Pros And Cons To Regional Truck Driving

Pros And Cons To Regional Truck Driving- Are you looking at regional truck driving jobs? Regional trucking is a good option for many drivers due to its evident convenience. But as with any other job, there are definite pros and cons of zonal truck driving. So, this blog will help you determine if this is the field for you.

Regional Truck Driving:

A regional truck driver typically drives within a particular region. His deliveries are usually day trips, so he has more time at home.

The Pros:

Let’s look at the benefits associated with regional truck driving.

  • More Time At Home:

As we’ve mentioned before, regional drivers work during the day shift and generally make it home every night. This is why more and more drivers gravitate towards zonal jobs. And if they don’t get home every night, they do so every other night, which is still better than over-the-road drivers. This is one benefit that is hard to beat.

  • Weekends Off:

zonal drivers are generally off on the weekends. This varies from company to company and the kind of cargo you haul. OTR drivers don’t have days off on the weekends. If you have a social life, weekends off are a great advantage.

  • Health Benefits:

In addition to spending more time at home, zonal truck drivers enjoy some definite health benefits. They spend less time behind the wheel than OTR drivers. As a result, they are not exposed to the safety risks of driving for long periods. They also can move around during the day compared to OTR drivers.

  • Set Schedule:

If you want a fixed routine, regional trucking is ideal for you. Drivers have a set schedule they can count on. That is great for planning your time off. Also, it is comforting to know when you will be home and when you need to be on the job.

  • Excellent Work/Life Balance:

Regional jobs have a massive advantage of maintaining a work/life balance for drivers. You get to work during the day and get back home to spend time with the family. If you value this balance, then regional trucking is the best option for you.

The Cons:

There are many benefits but at the end of the day. Let’s discuss some cons now.

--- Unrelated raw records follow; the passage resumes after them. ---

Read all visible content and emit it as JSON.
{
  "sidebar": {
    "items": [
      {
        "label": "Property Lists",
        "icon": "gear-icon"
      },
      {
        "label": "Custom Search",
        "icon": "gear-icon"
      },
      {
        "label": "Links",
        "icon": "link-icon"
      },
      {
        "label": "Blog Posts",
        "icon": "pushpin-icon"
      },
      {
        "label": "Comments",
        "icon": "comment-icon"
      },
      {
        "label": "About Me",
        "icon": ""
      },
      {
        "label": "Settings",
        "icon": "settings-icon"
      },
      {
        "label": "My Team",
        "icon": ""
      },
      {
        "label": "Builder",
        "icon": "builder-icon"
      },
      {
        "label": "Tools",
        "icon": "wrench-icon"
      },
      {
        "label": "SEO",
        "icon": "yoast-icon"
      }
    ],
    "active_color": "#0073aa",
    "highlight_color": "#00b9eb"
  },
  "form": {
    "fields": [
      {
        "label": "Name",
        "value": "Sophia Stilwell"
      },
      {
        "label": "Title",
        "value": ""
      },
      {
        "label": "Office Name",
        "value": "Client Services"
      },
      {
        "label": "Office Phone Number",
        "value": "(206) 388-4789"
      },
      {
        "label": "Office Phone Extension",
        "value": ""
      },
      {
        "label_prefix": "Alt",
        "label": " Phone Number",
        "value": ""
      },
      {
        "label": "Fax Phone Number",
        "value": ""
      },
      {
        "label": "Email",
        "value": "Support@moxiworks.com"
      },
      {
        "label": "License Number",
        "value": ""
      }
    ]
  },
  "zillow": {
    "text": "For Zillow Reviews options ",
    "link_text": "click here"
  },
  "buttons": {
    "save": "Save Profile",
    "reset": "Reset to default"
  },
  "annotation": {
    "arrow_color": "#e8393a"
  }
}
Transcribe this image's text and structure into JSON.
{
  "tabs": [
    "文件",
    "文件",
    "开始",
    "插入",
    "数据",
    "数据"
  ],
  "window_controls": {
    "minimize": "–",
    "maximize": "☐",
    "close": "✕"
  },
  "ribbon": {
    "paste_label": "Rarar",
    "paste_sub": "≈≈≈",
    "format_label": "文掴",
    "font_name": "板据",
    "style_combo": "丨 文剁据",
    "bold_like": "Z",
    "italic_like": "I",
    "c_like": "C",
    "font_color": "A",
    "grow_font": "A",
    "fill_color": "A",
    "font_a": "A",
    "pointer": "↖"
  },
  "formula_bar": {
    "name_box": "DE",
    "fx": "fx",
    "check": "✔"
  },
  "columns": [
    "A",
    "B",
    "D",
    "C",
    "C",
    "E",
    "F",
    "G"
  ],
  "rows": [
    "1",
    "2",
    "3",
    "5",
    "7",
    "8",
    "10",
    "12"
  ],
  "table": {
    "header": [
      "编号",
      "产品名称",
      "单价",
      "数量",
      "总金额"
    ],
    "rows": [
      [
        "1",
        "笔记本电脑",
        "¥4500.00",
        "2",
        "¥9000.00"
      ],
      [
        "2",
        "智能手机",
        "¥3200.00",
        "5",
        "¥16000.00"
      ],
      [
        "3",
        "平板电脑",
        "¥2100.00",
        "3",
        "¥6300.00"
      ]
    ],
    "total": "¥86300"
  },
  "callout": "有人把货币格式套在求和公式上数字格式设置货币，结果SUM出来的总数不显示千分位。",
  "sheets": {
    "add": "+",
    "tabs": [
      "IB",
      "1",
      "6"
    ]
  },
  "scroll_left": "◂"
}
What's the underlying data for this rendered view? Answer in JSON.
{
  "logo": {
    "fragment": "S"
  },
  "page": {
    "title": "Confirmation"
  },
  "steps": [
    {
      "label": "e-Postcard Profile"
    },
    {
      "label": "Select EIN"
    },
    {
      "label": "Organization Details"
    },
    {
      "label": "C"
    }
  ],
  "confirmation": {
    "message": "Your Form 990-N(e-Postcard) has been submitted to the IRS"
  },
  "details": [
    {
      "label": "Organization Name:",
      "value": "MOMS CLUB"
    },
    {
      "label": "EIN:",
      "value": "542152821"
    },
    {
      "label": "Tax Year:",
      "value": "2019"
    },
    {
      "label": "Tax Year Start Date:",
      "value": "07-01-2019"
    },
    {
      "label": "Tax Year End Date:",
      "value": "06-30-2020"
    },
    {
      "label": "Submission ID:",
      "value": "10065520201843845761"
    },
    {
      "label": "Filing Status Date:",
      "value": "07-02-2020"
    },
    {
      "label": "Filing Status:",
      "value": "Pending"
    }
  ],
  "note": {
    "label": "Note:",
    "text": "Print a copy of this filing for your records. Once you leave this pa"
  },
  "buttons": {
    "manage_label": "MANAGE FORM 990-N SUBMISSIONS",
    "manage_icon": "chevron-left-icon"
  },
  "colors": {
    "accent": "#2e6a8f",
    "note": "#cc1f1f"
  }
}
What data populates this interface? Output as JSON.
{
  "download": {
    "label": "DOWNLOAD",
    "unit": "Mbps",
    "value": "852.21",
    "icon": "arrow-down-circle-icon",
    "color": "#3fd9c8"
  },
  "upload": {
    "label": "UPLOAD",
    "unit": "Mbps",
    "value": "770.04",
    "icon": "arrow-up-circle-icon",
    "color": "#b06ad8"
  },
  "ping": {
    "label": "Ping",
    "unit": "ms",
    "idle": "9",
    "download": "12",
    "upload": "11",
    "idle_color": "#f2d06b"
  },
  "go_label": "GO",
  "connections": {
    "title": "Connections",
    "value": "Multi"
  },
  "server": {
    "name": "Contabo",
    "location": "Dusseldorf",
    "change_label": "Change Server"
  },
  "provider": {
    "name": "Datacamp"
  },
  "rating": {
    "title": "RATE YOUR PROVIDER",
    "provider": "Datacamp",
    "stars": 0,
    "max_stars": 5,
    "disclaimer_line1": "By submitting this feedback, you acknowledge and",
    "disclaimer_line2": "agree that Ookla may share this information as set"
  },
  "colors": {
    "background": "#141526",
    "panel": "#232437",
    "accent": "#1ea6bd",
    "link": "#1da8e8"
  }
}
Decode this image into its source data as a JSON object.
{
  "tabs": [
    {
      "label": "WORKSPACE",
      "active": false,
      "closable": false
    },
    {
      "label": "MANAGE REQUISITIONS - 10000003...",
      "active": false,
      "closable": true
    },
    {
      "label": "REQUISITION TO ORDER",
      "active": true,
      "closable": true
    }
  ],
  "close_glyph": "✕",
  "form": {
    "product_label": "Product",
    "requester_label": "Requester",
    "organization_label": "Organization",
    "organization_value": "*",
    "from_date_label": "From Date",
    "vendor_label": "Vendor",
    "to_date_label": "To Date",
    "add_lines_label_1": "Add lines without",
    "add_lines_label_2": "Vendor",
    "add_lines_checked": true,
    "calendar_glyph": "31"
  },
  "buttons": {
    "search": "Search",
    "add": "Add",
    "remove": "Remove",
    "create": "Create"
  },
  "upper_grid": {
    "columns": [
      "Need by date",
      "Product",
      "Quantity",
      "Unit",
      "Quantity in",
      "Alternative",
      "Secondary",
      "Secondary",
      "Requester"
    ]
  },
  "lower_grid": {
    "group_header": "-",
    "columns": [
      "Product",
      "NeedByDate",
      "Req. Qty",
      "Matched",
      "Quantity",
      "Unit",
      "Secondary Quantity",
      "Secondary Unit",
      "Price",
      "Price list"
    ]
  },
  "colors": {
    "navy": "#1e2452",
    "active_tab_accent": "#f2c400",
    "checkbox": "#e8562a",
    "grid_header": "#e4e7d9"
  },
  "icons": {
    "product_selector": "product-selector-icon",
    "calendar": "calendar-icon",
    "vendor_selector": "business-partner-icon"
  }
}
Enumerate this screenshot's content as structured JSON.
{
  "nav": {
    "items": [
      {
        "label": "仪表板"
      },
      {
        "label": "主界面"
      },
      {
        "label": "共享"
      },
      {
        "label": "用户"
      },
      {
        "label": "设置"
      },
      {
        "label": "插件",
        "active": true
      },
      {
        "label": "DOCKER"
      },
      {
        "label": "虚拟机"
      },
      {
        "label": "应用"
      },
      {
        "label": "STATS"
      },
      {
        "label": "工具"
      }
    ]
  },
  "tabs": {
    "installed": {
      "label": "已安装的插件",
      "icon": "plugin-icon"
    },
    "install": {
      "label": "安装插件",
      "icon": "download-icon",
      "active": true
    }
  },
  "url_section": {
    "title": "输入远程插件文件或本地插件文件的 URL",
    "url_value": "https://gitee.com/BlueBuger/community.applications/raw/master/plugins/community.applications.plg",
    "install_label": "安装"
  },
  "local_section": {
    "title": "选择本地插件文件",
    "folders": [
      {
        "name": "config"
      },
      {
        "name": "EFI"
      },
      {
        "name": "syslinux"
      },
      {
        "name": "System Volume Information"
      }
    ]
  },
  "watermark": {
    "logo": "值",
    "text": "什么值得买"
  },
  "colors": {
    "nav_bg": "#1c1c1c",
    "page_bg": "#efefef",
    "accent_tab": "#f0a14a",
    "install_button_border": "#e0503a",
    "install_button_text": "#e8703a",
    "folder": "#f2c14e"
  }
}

  • Lower Pay:

Regional truck driving pays a lot less than OTR jobs. So, you need to consider your finances in the long term and short term. If the pay package works for you, then only you can take it up as a career. For many drivers, the work-life balance is more important than the pay itself.

  • Competitive Positions:

Zonal jobs are generally more competitive as compared to long-haul trucking jobs. Also, fleet owners can be picky because they have endless candidates to choose from.

A good company demands driver experience, and you may have to highlight your strong points to impress the recruiters. Making a solid impression is necessary if you want to get a job as a regional driver.

  • Loading and Unloading:

In some regional assignments, you need to make a lot of stops and do some physical labor. This depends on your fleet owner and the kind of cargo you deliver.

Sometimes drivers are required to load and unload the trucks as a part of their job. Read your job description carefully if you aren’t interested in such employment.

  • Long Hours:

Some day shifts are 10-14 hours long. This also depends on your company, but you can start your day anytime as a regional driver. Some drivers prefer to start shifts at 4:00 AM and end before 7 PM.

  • Social Interaction:

Some drivers don’t like interacting with customers, but regional jobs require this. If you aren’t a people person, this may be a big con for you.

Conclusion:

Regional driving has some excellent pros but some definite cons as well. If you prefer to drive in cities and towns, you might want to consider if the benefits of regional driving outweigh the downsides and then decide.

Also, read All You Need To Know About Predictive Maintenance For Trucks.